THE PROBLEM → All lines in the records below with the word "labels" must be returned.

==============================

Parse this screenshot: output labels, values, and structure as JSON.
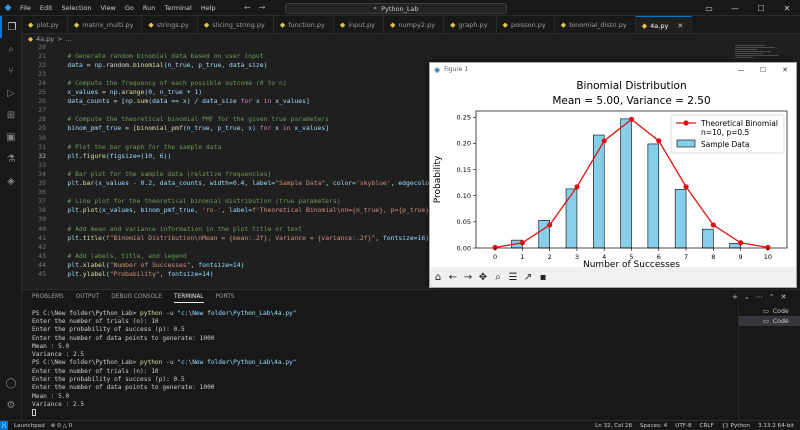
{
  "titlebar": {
    "menu": [
      "File",
      "Edit",
      "Selection",
      "View",
      "Go",
      "Run",
      "Terminal",
      "Help"
    ],
    "search": "Python_Lab"
  },
  "tabs": [
    {
      "label": "plot.py",
      "active": false
    },
    {
      "label": "matrix_multi.py",
      "active": false
    },
    {
      "label": "strings.py",
      "active": false
    },
    {
      "label": "slicing_string.py",
      "active": false
    },
    {
      "label": "function.py",
      "active": false
    },
    {
      "label": "input.py",
      "active": false
    },
    {
      "label": "numpy2.py",
      "active": false
    },
    {
      "label": "graph.py",
      "active": false
    },
    {
      "label": "poisson.py",
      "active": false
    },
    {
      "label": "binomial_distri.py",
      "active": false
    },
    {
      "label": "4a.py",
      "active": true
    }
  ],
  "breadcrumb": {
    "file": "4a.py",
    "sep": ">",
    "more": "..."
  },
  "editor": {
    "lines": [
      {
        "n": "20",
        "parts": []
      },
      {
        "n": "21",
        "parts": [
          {
            "t": "    # Generate random binomial data based on user input",
            "c": "c-cmt"
          }
        ]
      },
      {
        "n": "22",
        "parts": [
          {
            "t": "    data",
            "c": "c-var"
          },
          {
            "t": " = ",
            "c": "c-txt"
          },
          {
            "t": "np",
            "c": "c-var"
          },
          {
            "t": ".random.",
            "c": "c-txt"
          },
          {
            "t": "binomial",
            "c": "c-fn"
          },
          {
            "t": "(n_true, p_true, data_size)",
            "c": "c-var"
          }
        ]
      },
      {
        "n": "23",
        "parts": []
      },
      {
        "n": "24",
        "parts": [
          {
            "t": "    # Compute the frequency of each possible outcome (0 to n)",
            "c": "c-cmt"
          }
        ]
      },
      {
        "n": "25",
        "parts": [
          {
            "t": "    x_values",
            "c": "c-var"
          },
          {
            "t": " = ",
            "c": "c-txt"
          },
          {
            "t": "np",
            "c": "c-var"
          },
          {
            "t": ".",
            "c": "c-txt"
          },
          {
            "t": "arange",
            "c": "c-fn"
          },
          {
            "t": "(0, n_true + 1)",
            "c": "c-var"
          }
        ]
      },
      {
        "n": "26",
        "parts": [
          {
            "t": "    data_counts",
            "c": "c-var"
          },
          {
            "t": " = [",
            "c": "c-txt"
          },
          {
            "t": "np",
            "c": "c-var"
          },
          {
            "t": ".",
            "c": "c-txt"
          },
          {
            "t": "sum",
            "c": "c-fn"
          },
          {
            "t": "(data == x) / data_size ",
            "c": "c-var"
          },
          {
            "t": "for",
            "c": "c-kw"
          },
          {
            "t": " x ",
            "c": "c-var"
          },
          {
            "t": "in",
            "c": "c-kw"
          },
          {
            "t": " x_values]",
            "c": "c-var"
          }
        ]
      },
      {
        "n": "27",
        "parts": []
      },
      {
        "n": "28",
        "parts": [
          {
            "t": "    # Compute the theoretical binomial PMF for the given true parameters",
            "c": "c-cmt"
          }
        ]
      },
      {
        "n": "29",
        "parts": [
          {
            "t": "    binom_pmf_true",
            "c": "c-var"
          },
          {
            "t": " = [",
            "c": "c-txt"
          },
          {
            "t": "binomial_pmf",
            "c": "c-fn"
          },
          {
            "t": "(n_true, p_true, x) ",
            "c": "c-var"
          },
          {
            "t": "for",
            "c": "c-kw"
          },
          {
            "t": " x ",
            "c": "c-var"
          },
          {
            "t": "in",
            "c": "c-kw"
          },
          {
            "t": " x_values]",
            "c": "c-var"
          }
        ]
      },
      {
        "n": "30",
        "parts": []
      },
      {
        "n": "31",
        "parts": [
          {
            "t": "    # Plot the bar graph for the sample data",
            "c": "c-cmt"
          }
        ]
      },
      {
        "n": "32",
        "parts": [
          {
            "t": "    plt",
            "c": "c-var"
          },
          {
            "t": ".",
            "c": "c-txt"
          },
          {
            "t": "figure",
            "c": "c-fn"
          },
          {
            "t": "(figsize=(10, 6))",
            "c": "c-var"
          }
        ],
        "current": true
      },
      {
        "n": "33",
        "parts": []
      },
      {
        "n": "34",
        "parts": [
          {
            "t": "    # Bar plot for the sample data (relative frequencies)",
            "c": "c-cmt"
          }
        ]
      },
      {
        "n": "35",
        "parts": [
          {
            "t": "    plt",
            "c": "c-var"
          },
          {
            "t": ".",
            "c": "c-txt"
          },
          {
            "t": "bar",
            "c": "c-fn"
          },
          {
            "t": "(x_values - 0.2, data_counts, width=0.4, label=",
            "c": "c-var"
          },
          {
            "t": "\"Sample Data\"",
            "c": "c-str"
          },
          {
            "t": ", color=",
            "c": "c-var"
          },
          {
            "t": "'skyblue'",
            "c": "c-str"
          },
          {
            "t": ", edgecolor=",
            "c": "c-var"
          }
        ]
      },
      {
        "n": "36",
        "parts": []
      },
      {
        "n": "37",
        "parts": [
          {
            "t": "    # Line plot for the theoretical binomial distribution (true parameters)",
            "c": "c-cmt"
          }
        ]
      },
      {
        "n": "38",
        "parts": [
          {
            "t": "    plt",
            "c": "c-var"
          },
          {
            "t": ".",
            "c": "c-txt"
          },
          {
            "t": "plot",
            "c": "c-fn"
          },
          {
            "t": "(x_values, binom_pmf_true, ",
            "c": "c-var"
          },
          {
            "t": "'ro-'",
            "c": "c-str"
          },
          {
            "t": ", label=",
            "c": "c-var"
          },
          {
            "t": "f'Theoretical Binomial\\nn={n_true}, p={p_true}'",
            "c": "c-str"
          },
          {
            "t": ",",
            "c": "c-var"
          }
        ]
      },
      {
        "n": "39",
        "parts": []
      },
      {
        "n": "40",
        "parts": [
          {
            "t": "    # Add mean and variance information in the plot title or text",
            "c": "c-cmt"
          }
        ]
      },
      {
        "n": "41",
        "parts": [
          {
            "t": "    plt",
            "c": "c-var"
          },
          {
            "t": ".",
            "c": "c-txt"
          },
          {
            "t": "title",
            "c": "c-fn"
          },
          {
            "t": "(",
            "c": "c-var"
          },
          {
            "t": "f\"Binomial Distribution\\nMean = {mean:.2f}, Variance = {variance:.2f}\"",
            "c": "c-str"
          },
          {
            "t": ", fontsize=16)",
            "c": "c-var"
          }
        ]
      },
      {
        "n": "42",
        "parts": []
      },
      {
        "n": "43",
        "parts": [
          {
            "t": "    # Add labels, title, and legend",
            "c": "c-cmt"
          }
        ]
      },
      {
        "n": "44",
        "parts": [
          {
            "t": "    plt",
            "c": "c-var"
          },
          {
            "t": ".",
            "c": "c-txt"
          },
          {
            "t": "xlabel",
            "c": "c-fn"
          },
          {
            "t": "(",
            "c": "c-var"
          },
          {
            "t": "\"Number of Successes\"",
            "c": "c-str"
          },
          {
            "t": ", fontsize=14)",
            "c": "c-var"
          }
        ]
      },
      {
        "n": "45",
        "parts": [
          {
            "t": "    plt",
            "c": "c-var"
          },
          {
            "t": ".",
            "c": "c-txt"
          },
          {
            "t": "ylabel",
            "c": "c-fn"
          },
          {
            "t": "(",
            "c": "c-var"
          },
          {
            "t": "\"Probability\"",
            "c": "c-str"
          },
          {
            "t": ", fontsize=14)",
            "c": "c-var"
          }
        ]
      }
    ]
  },
  "figure": {
    "window_title": "Figure 1",
    "toolbar_icons": [
      "home-icon",
      "back-icon",
      "forward-icon",
      "pan-icon",
      "zoom-icon",
      "configure-icon",
      "edit-axes-icon",
      "save-icon"
    ]
  },
  "chart_data": {
    "type": "bar",
    "title": "Binomial Distribution\nMean = 5.00, Variance = 2.50",
    "xlabel": "Number of Successes",
    "ylabel": "Probability",
    "x": [
      0,
      1,
      2,
      3,
      4,
      5,
      6,
      7,
      8,
      9,
      10
    ],
    "xlim": [
      -0.7,
      10.7
    ],
    "ylim": [
      0,
      0.262
    ],
    "yticks": [
      "0.00",
      "0.05",
      "0.10",
      "0.15",
      "0.20",
      "0.25"
    ],
    "xticks": [
      "0",
      "1",
      "2",
      "3",
      "4",
      "5",
      "6",
      "7",
      "8",
      "9",
      "10"
    ],
    "bar_offset": -0.2,
    "bar_width": 0.4,
    "series": [
      {
        "name": "Sample Data",
        "type": "bar",
        "color": "#87ceeb",
        "values": [
          0.0,
          0.015,
          0.053,
          0.113,
          0.216,
          0.247,
          0.199,
          0.112,
          0.036,
          0.009,
          0.0
        ]
      },
      {
        "name": "Theoretical Binomial\nn=10, p=0.5",
        "type": "line",
        "color": "#e01010",
        "values": [
          0.001,
          0.01,
          0.044,
          0.117,
          0.205,
          0.246,
          0.205,
          0.117,
          0.044,
          0.01,
          0.001
        ]
      }
    ],
    "legend": "top-right",
    "grid": false
  },
  "panel": {
    "tabs": [
      "PROBLEMS",
      "OUTPUT",
      "DEBUG CONSOLE",
      "TERMINAL",
      "PORTS"
    ],
    "active_tab": "TERMINAL",
    "terminals": [
      "Code",
      "Code"
    ]
  },
  "terminal": {
    "lines": [
      {
        "prompt": "PS C:\\New folder\\Python_Lab> ",
        "cmd": "python",
        "args": " -u ",
        "path": "\"c:\\New folder\\Python_Lab\\4a.py\""
      },
      {
        "text": "Enter the number of trials (n): 10"
      },
      {
        "text": "Enter the probability of success (p): 0.5"
      },
      {
        "text": "Enter the number of data points to generate: 1000"
      },
      {
        "text": "Mean : 5.0"
      },
      {
        "text": "Variance : 2.5"
      },
      {
        "prompt": "PS C:\\New folder\\Python_Lab> ",
        "cmd": "python",
        "args": " -u ",
        "path": "\"c:\\New folder\\Python_Lab\\4a.py\""
      },
      {
        "text": "Enter the number of trials (n): 10"
      },
      {
        "text": "Enter the probability of success (p): 0.5"
      },
      {
        "text": "Enter the number of data points to generate: 1000"
      },
      {
        "text": "Mean : 5.0"
      },
      {
        "text": "Variance : 2.5"
      }
    ]
  },
  "statusbar": {
    "left": [
      "Launchpad",
      "⊗ 0 △ 0"
    ],
    "right": [
      "Ln 32, Col 28",
      "Spaces: 4",
      "UTF-8",
      "CRLF",
      "{} Python",
      "3.13.2 64-bit"
    ]
  }
}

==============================

ANSWER TO THIS PROBLEM →
Parse this screenshot: output labels, values, and structure as JSON.
            "t": "    # Add labels, title, and legend",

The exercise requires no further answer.